michi@triodia.com wrote: I don't think that, if I get the certificate, I will ever "use" it for anything. For example, I don't think it would help me get more students. (Being able to say "TTM Certified Teacher" on my website isn't going to bring in more students, because the people who find me via the website wouldn't know what that means anyway...)
You may not "use it" like that, and it may not make a difference to the locals, (YET) but Cert teachers are listed on the TTM website, and people from all over the world will seek you out. no joke. 8 years ago I was in Idaho of all places, and I saw there was a Cert teacher in San Diego- Monette- and so when I was only a visitor here, I dropped into her classes.
User avatar
By michi
#10467
dununbabe wrote:You may not "use it" like that, and it may not make a difference to the locals, (YET) but Cert teachers are listed on the TTM website, and people from all over the world will seek you out. no joke. 8 years ago I was in Idaho of all places, and I saw there was a Cert teacher in San Diego- Monette- and so when I was only a visitor here, I dropped into her classes.
OK, I see your point, and I agree. Certainly, if I went travelling and there was a certified TTM teacher nearby, I would go to that teacher in preference to others, most likely.

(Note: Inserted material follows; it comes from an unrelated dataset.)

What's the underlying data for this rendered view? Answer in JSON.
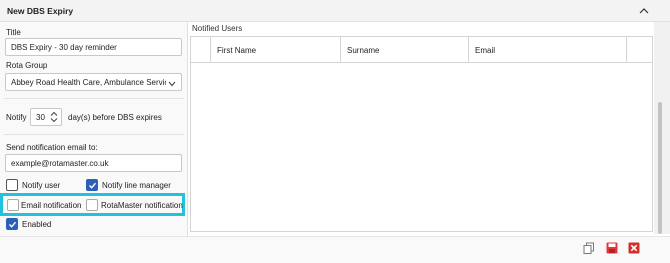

I guess my point was that, to beginners, the logo means nothing. To more experienced students, it may mean something, depending on whether they have heard of TTM or not. This is why I think it would be good to try and raise the profile of the logo. I am sure that teachers would benefit if they could add the logo to their web site with a link to a TTM page that explains what it means to study with a certified teacher.

Cheers,

Michi.